=== WHAT YOU ARE ASKED TO DO ===
Pick out all lines with the word "شماره" from the records that follow.

=== EXERCISE INPUTS ===
——
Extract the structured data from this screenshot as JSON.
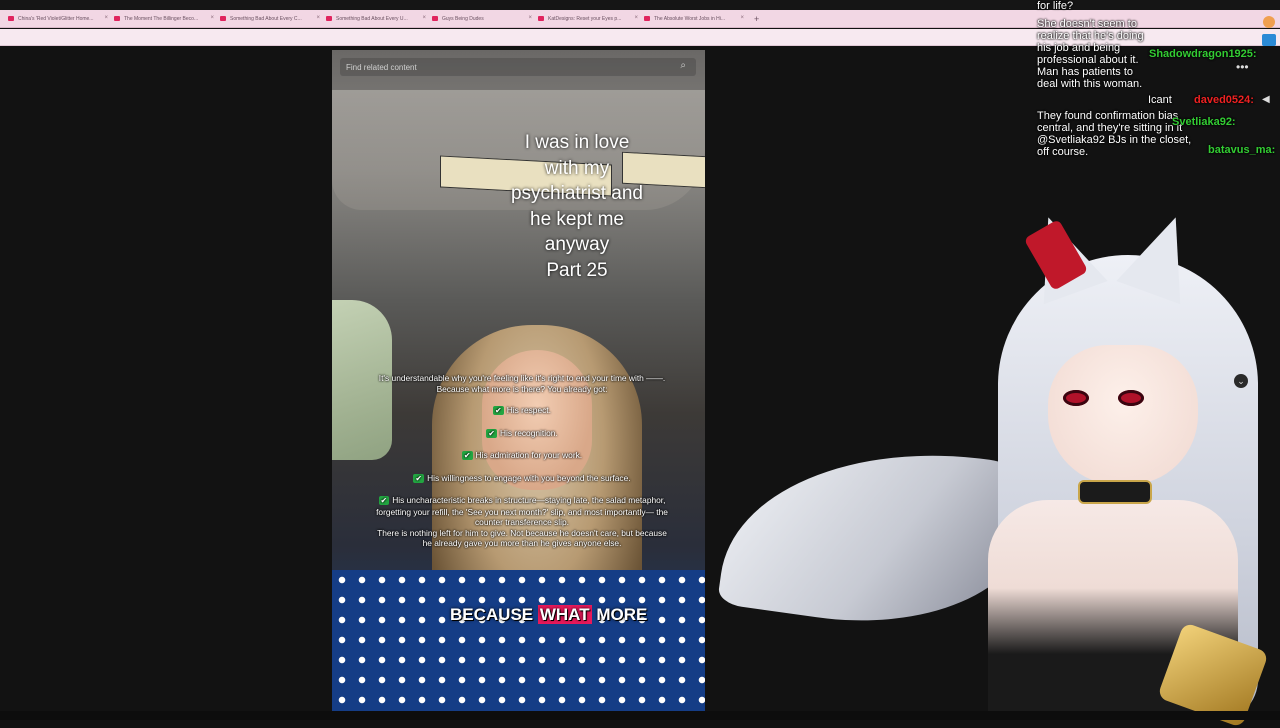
{
  "browser": {
    "tabs": [
      {
        "label": "China's 'Red Violet/Glitter Home..."
      },
      {
        "label": "The Moment The Billinger Beco..."
      },
      {
        "label": "Something Bad About Every C..."
      },
      {
        "label": "Something Bad About Every U..."
      },
      {
        "label": "Guys Being Dudes"
      },
      {
        "label": "KatDesigns: Reset your Eyes p..."
      },
      {
        "label": "The Absolute Worst Jobs in Hi..."
      }
    ],
    "new_tab": "+"
  },
  "video": {
    "search_placeholder": "Find related content",
    "title_lines": [
      "I was in love",
      "with my",
      "psychiatrist and",
      "he kept me",
      "anyway",
      "Part 25"
    ],
    "overlay": {
      "intro": "It's understandable why you're feeling like it's right to end your time with ——. Because what more is there? You already got:",
      "items": [
        "His respect.",
        "His recognition.",
        "His admiration for your work.",
        "His willingness to engage with you beyond the surface.",
        "His uncharacteristic breaks in structure—staying late, the salad metaphor, forgetting your refill, the 'See you next month?' slip, and most importantly— the counter transference slip."
      ],
      "outro": "There is nothing left for him to give. Not because he doesn't care, but because he already gave you more than he gives anyone else."
    },
    "caption_parts": [
      "BECAUSE",
      "WHAT",
      "MORE"
    ]
  },
  "chat": {
    "messages": [
      {
        "text": "for life?"
      },
      {
        "text": "She doesn't seem to realize that he's doing his job and being professional about it. Man has patients to deal with this woman."
      },
      {
        "text": "Icant"
      },
      {
        "text": "They found confirmation bias central, and they're sitting in it @Svetliaka92 BJs in the closet, off course."
      }
    ],
    "usernames": [
      {
        "name": "Shadowdragon1925:",
        "color": "#33cc33"
      },
      {
        "name": "daved0524:",
        "color": "#ee2222"
      },
      {
        "name": "Svetliaka92:",
        "color": "#33cc33"
      },
      {
        "name": "batavus_ma:",
        "color": "#33cc33"
      }
    ],
    "more_icon": "more-options-icon",
    "chevron_icon": "chevron-down-icon"
  }
}
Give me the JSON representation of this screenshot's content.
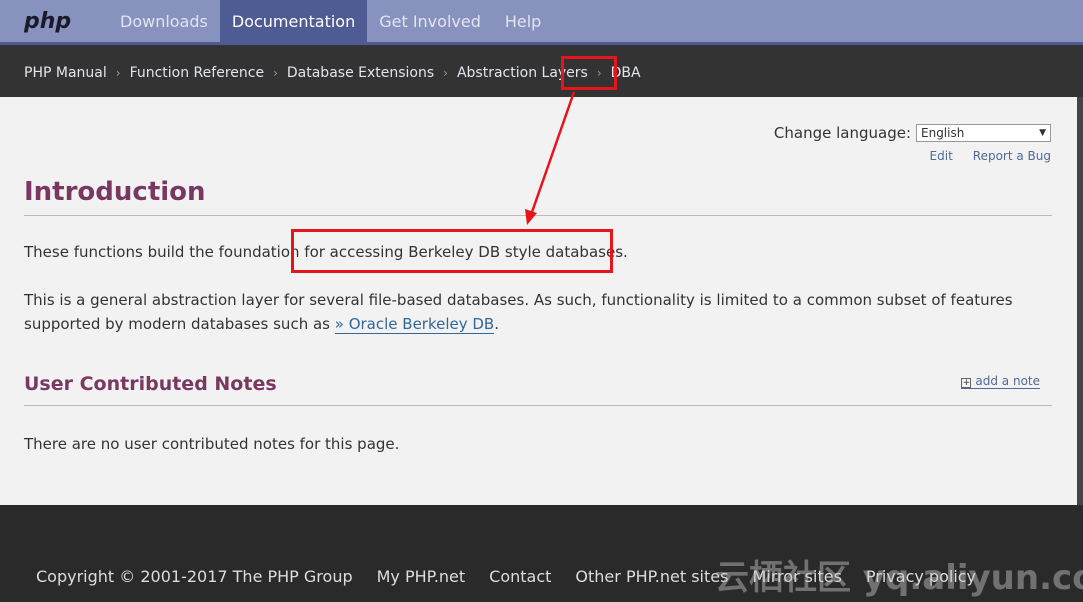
{
  "nav": {
    "logo": "php",
    "items": [
      "Downloads",
      "Documentation",
      "Get Involved",
      "Help"
    ],
    "active": "Documentation"
  },
  "breadcrumb": [
    "PHP Manual",
    "Function Reference",
    "Database Extensions",
    "Abstraction Layers",
    "DBA"
  ],
  "lang": {
    "label": "Change language:",
    "selected": "English"
  },
  "links": {
    "edit": "Edit",
    "bug": "Report a Bug"
  },
  "content": {
    "title": "Introduction",
    "p1": "These functions build the foundation for accessing Berkeley DB style databases.",
    "p2": "This is a general abstraction layer for several file-based databases. As such, functionality is limited to a common subset of features supported by modern databases such as ",
    "p2_link": "» Oracle Berkeley DB",
    "p2_end": "."
  },
  "notes": {
    "title": "User Contributed Notes",
    "add": "add a note",
    "empty": "There are no user contributed notes for this page."
  },
  "footer": [
    "Copyright © 2001-2017 The PHP Group",
    "My PHP.net",
    "Contact",
    "Other PHP.net sites",
    "Mirror sites",
    "Privacy policy"
  ],
  "watermark": "云栖社区 yq.aliyun.com",
  "colors": {
    "annotation": "#e8141b",
    "nav": "#8892bf",
    "heading": "#793862"
  }
}
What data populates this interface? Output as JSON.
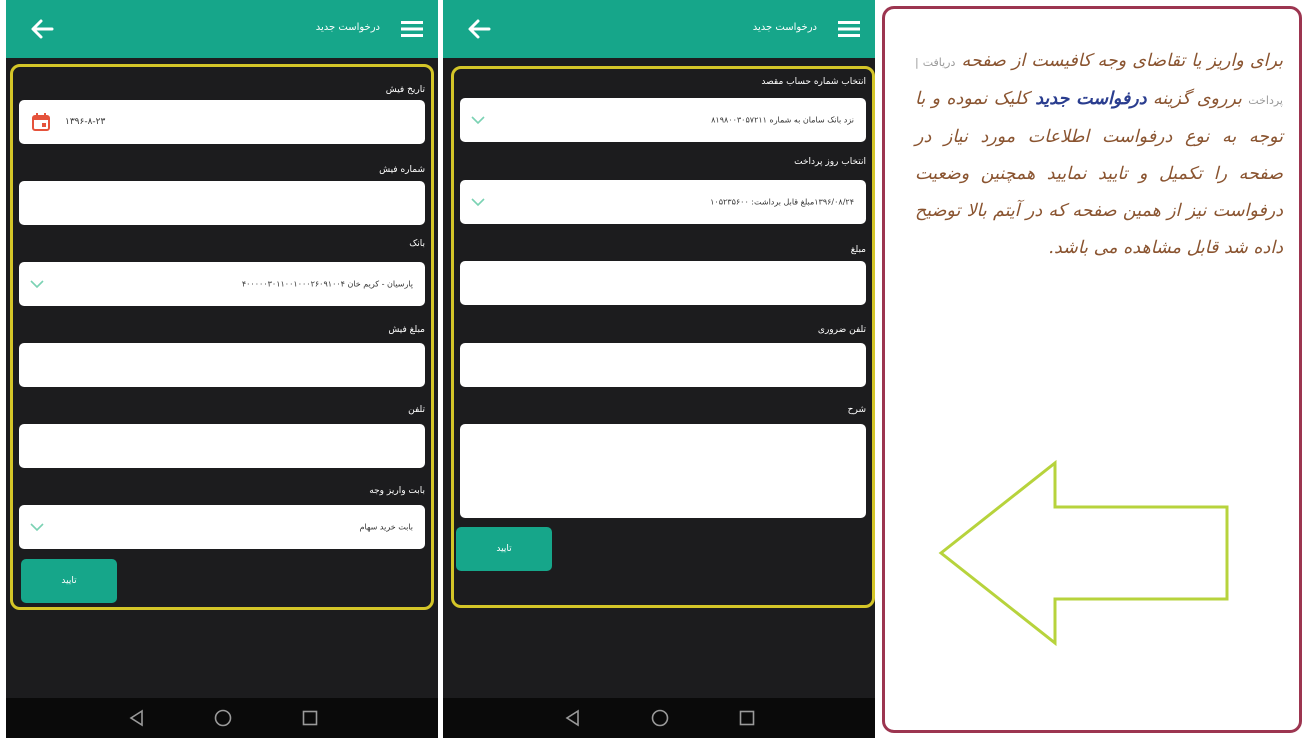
{
  "screen1": {
    "title": "درخواست جدید",
    "fields": {
      "date_label": "تاریخ فیش",
      "date_value": "۱۳۹۶-۸-۲۳",
      "receipt_no_label": "شماره فیش",
      "bank_label": "بانک",
      "bank_value": "پارسیان - کریم خان ۴۰۰۰۰۰۳۰۱۱۰۰۱۰۰۰۲۶۰۹۱۰۰۴",
      "receipt_amount_label": "مبلغ فیش",
      "phone_label": "تلفن",
      "deposit_purpose_label": "بابت واریز وجه",
      "deposit_purpose_value": "بابت خرید سهام"
    },
    "submit_label": "تایید"
  },
  "screen2": {
    "title": "درخواست جدید",
    "fields": {
      "dest_account_label": "انتخاب شماره حساب مقصد",
      "dest_account_value": "نزد بانک سامان به شماره ۸۱۹۸۰۰۳۰۵۷۲۱۱",
      "pay_day_label": "انتخاب روز پرداخت",
      "pay_day_value": "۱۳۹۶/۰۸/۲۴مبلغ قابل برداشت: ۱۰۵۲۳۵۶۰۰",
      "amount_label": "مبلغ",
      "emergency_phone_label": "تلفن ضروری",
      "description_label": "شرح"
    },
    "submit_label": "تایید"
  },
  "icons": {
    "back": "arrow-left-icon",
    "menu": "hamburger-menu-icon",
    "calendar": "calendar-icon",
    "dropdown": "chevron-down-icon",
    "nav_back": "triangle-back-icon",
    "nav_home": "circle-home-icon",
    "nav_recents": "square-recents-icon"
  },
  "instructions": {
    "p1": "برای واریز یا تقاضای وجه کافیست از صفحه",
    "hint": "دریافت | پرداخت",
    "p2": "برروی گزینه",
    "link": "درفواست جدید",
    "p3": "کلیک نموده و با توجه به نوع درفواست اطلاعات مورد نیاز در صفحه را تکمیل و تایید نمایید همچنین وضعیت درفواست نیز از همین صفحه که در آیتم بالا توضیح داده شد قابل مشاهده می باشد."
  },
  "colors": {
    "app_bar": "#16a68a",
    "form_border": "#d4c528",
    "panel_border": "#9c3550",
    "text_brown": "#8a5430",
    "link_blue": "#2a3d8f",
    "arrow_outline": "#b7d33c"
  }
}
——
=== OUTPUT FOR THIS EXERCISE ===
      "receipt_no_label": "شماره فیش",
      "dest_account_label": "انتخاب شماره حساب مقصد",
      "dest_account_value": "نزد بانک سامان به شماره ۸۱۹۸۰۰۳۰۵۷۲۱۱",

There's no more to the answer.